(Interface dataset entries)
§
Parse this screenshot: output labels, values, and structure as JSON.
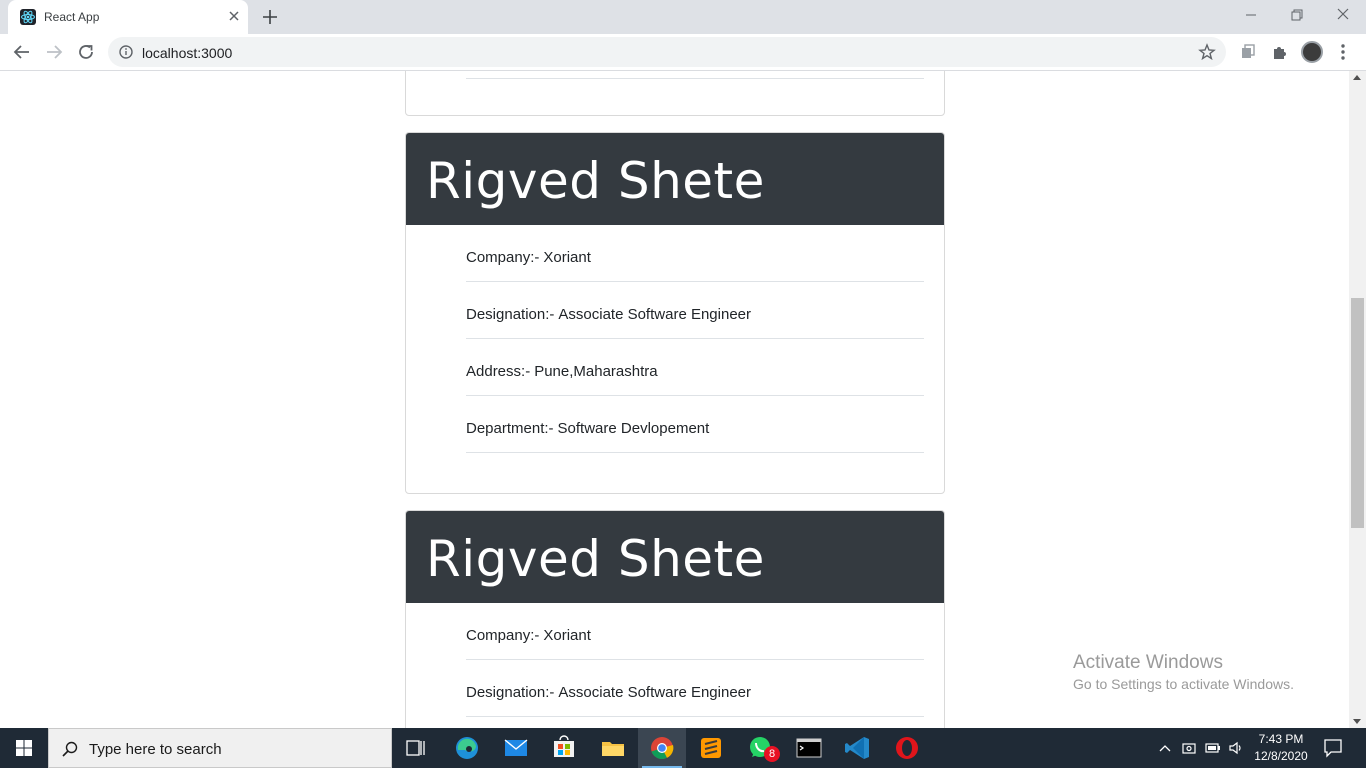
{
  "browser": {
    "tab_title": "React App",
    "url": "localhost:3000"
  },
  "cards": [
    {
      "name": "Rigved Shete",
      "rows": [
        {
          "label": "Company:-",
          "value": "Xoriant"
        },
        {
          "label": "Designation:-",
          "value": "Associate Software Engineer"
        },
        {
          "label": "Address:-",
          "value": "Pune,Maharashtra"
        },
        {
          "label": "Department:-",
          "value": "Software Devlopement"
        }
      ]
    },
    {
      "name": "Rigved Shete",
      "rows": [
        {
          "label": "Company:-",
          "value": "Xoriant"
        },
        {
          "label": "Designation:-",
          "value": "Associate Software Engineer"
        }
      ]
    }
  ],
  "watermark": {
    "title": "Activate Windows",
    "subtitle": "Go to Settings to activate Windows."
  },
  "taskbar": {
    "search_placeholder": "Type here to search",
    "whatsapp_badge": "8",
    "time": "7:43 PM",
    "date": "12/8/2020",
    "colors": {
      "bar": "#1f2a36",
      "active_indicator": "#76b9ed"
    }
  },
  "theme": {
    "card_header_bg": "#343a40",
    "page_bg": "#ffffff"
  }
}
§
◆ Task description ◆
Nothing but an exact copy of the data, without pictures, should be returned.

◆ Response to this task ◆
Parse this screenshot: output labels, values, and structure as JSON.
{
  "browser": {
    "tab_title": "React App",
    "url": "localhost:3000"
  },
  "cards": [
    {
      "name": "Rigved Shete",
      "rows": [
        {
          "label": "Company:-",
          "value": "Xoriant"
        },
        {
          "label": "Designation:-",
          "value": "Associate Software Engineer"
        },
        {
          "label": "Address:-",
          "value": "Pune,Maharashtra"
        },
        {
          "label": "Department:-",
          "value": "Software Devlopement"
        }
      ]
    },
    {
      "name": "Rigved Shete",
      "rows": [
        {
          "label": "Company:-",
          "value": "Xoriant"
        },
        {
          "label": "Designation:-",
          "value": "Associate Software Engineer"
        }
      ]
    }
  ],
  "watermark": {
    "title": "Activate Windows",
    "subtitle": "Go to Settings to activate Windows."
  },
  "taskbar": {
    "search_placeholder": "Type here to search",
    "whatsapp_badge": "8",
    "time": "7:43 PM",
    "date": "12/8/2020",
    "colors": {
      "bar": "#1f2a36",
      "active_indicator": "#76b9ed"
    }
  },
  "theme": {
    "card_header_bg": "#343a40",
    "page_bg": "#ffffff"
  }
}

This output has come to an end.